When the pandemic hit, we needed both grassroots and industrial-strength data platforms to effectively respond to the crisis. I have written about scrappy, patient-led data innovation. Today I want to share a broader view, thanks to a conversation I recently had with Tim Paydos, Vice President & General Manager of IBM Government. (I’m proud to disclose that IBM is a client.)
Tim and I talked about how large organizations and governments play a role in, as he put it, “orchestrating the ecosystem” – pulling together existing teams and capabilities to respond to a challenge. One of the advantages of having a wide-ranging portfolio, whether you sit atop a government agency or multinational corporation, is to be able to bring together diverse talent and to repurpose existing tools. For example, IBM built their vaccine management network on top of an existing blockchain framework originally developed to track cargo shipping containers.
Tim and I talked about how digital reinvention and the importance of data has been discussed for many years at the federal level, but because of COVID, leaders recognized that they had to move quickly. This was no time for small-scale experimentation. As Tim put it, “Vaccine management is the data puzzle of our time.” He described the complex supply chain requiring the linkage of an object (one bottle of vaccine) to five or six individuals, depending on how many doses can be eked out of that one container. And, as he pointed out, “this is happening at a critical time in our society when it comes to trust in our institutions and in government.”
At full strength, IBM was able to assemble teams with expertise ranging from blockchain, cloud, supply-chain management, case management, design, human resources, equity and inclusion, telephony, and AI.
“IBM has been preparing for this, unknowingly, for years,” Tim said, pointing out that they invested in technology that, six years ago, sounded almost outlandishly futuristic, not knowing that these capabilities would be essential. His direction to the team was straightforward: “Whatever we bring to the clients has to work, right now, today, and it has be industrial strength and in production. It’s got to be tested and ready to go.”
I was particularly intrigued by the challenge of creating a platform that could be used in a wide range of settings, from rural to urban, from local to state to national. Staying close to the customer is a lesson that I brought to improving service delivery at the U.S. Department of Health and Human Services. I heard that ethos reflected in IBM’s strategy, too. They partnered with community-level organizations to better understand the local landscape, in terms of history, geography, and psychology, in order to effectively deliver vaccine.

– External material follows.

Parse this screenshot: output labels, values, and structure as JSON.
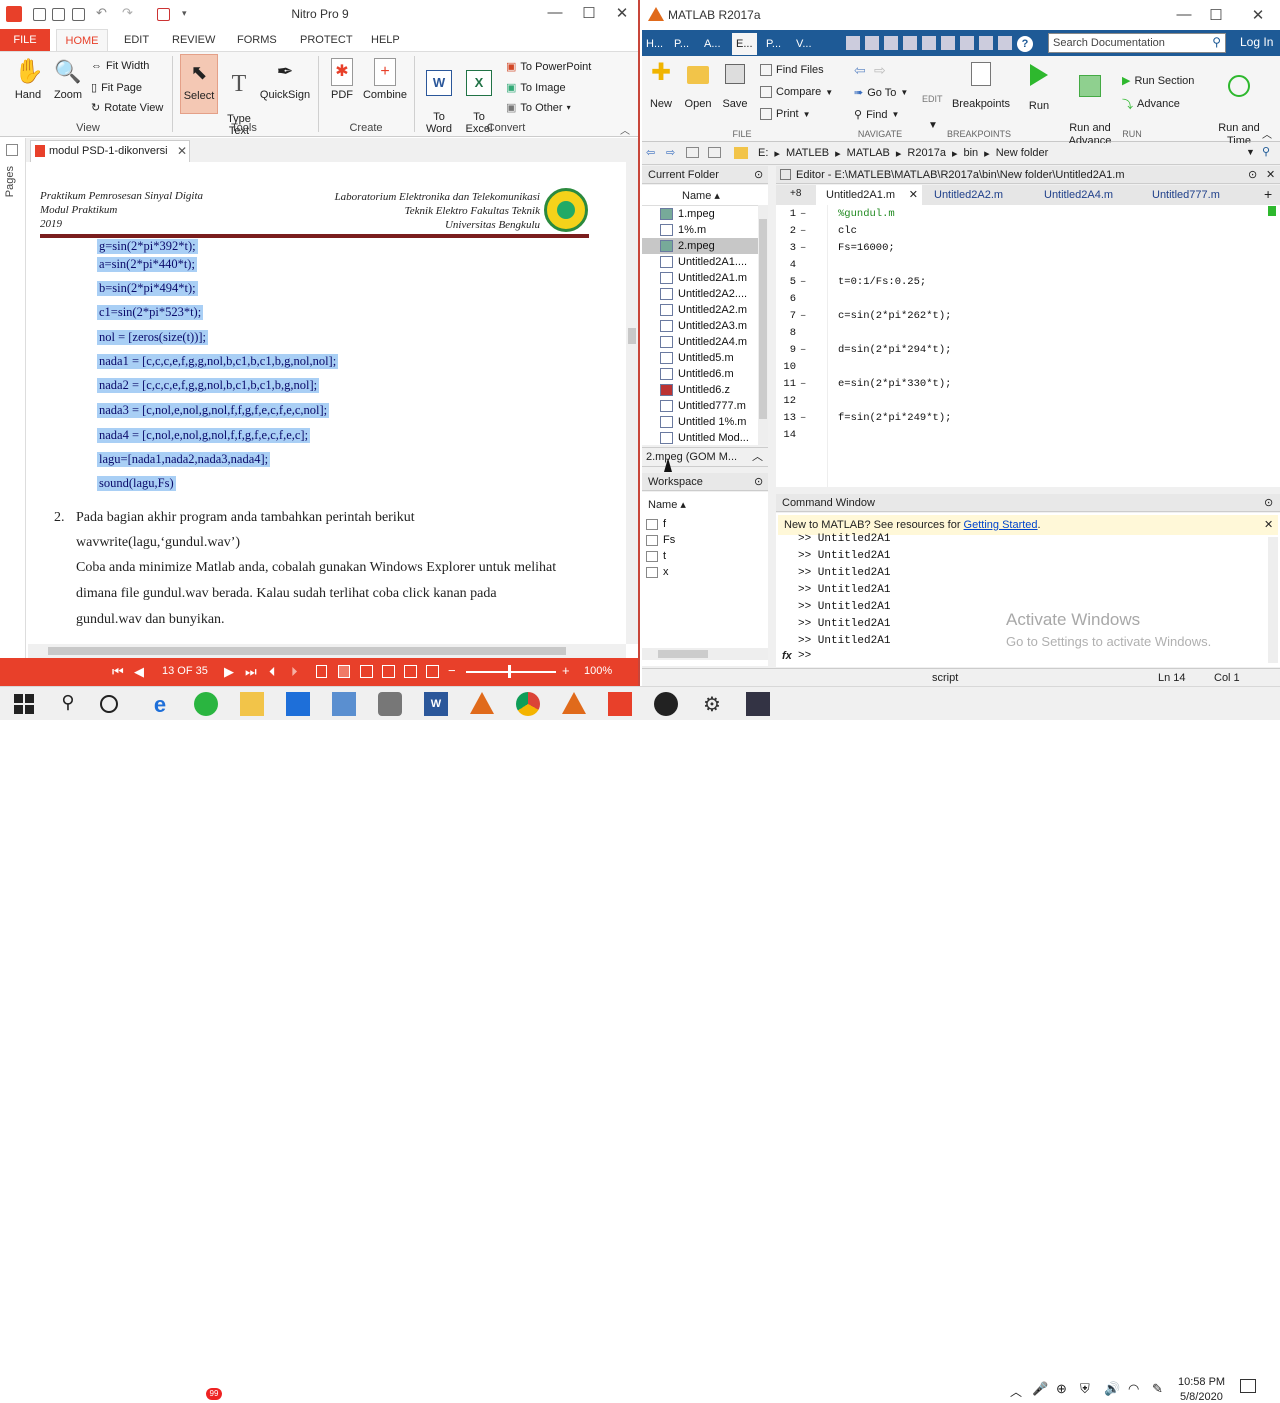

Since I believe in the power of being a “nowist” rather than a futurist, I asked Tim for his observations about the current moment and what it could mean for longer-term trends. He talked about how quickly people realized that the pandemic presented a series of data challenges, but the speed of each stage took people by surprise. The rapid acceleration of capabilities across all industries was incredible to watch and, as Tim said, “These systems will scale down but they will not go away. Now we will be ready for the next national crisis, whether it’s wildfires, the next pandemic, or Godzilla.”
All the technical capabilities that data geeks have dreamed about have finally come of age, whether we are talking about access to tools at a national or an individual level. The pandemic pushed us forward, for better or for worse, and I’m personally grateful to know that these data systems are now in place.
Image: Close-up of doctor’s hands, vaccine, and arm, by Heather Hazzan, courtesy of the SELF x American Academy of Pediatrics Vaccine Photo Project: Medically accurate vaccination photography that anyone is welcome to use for free.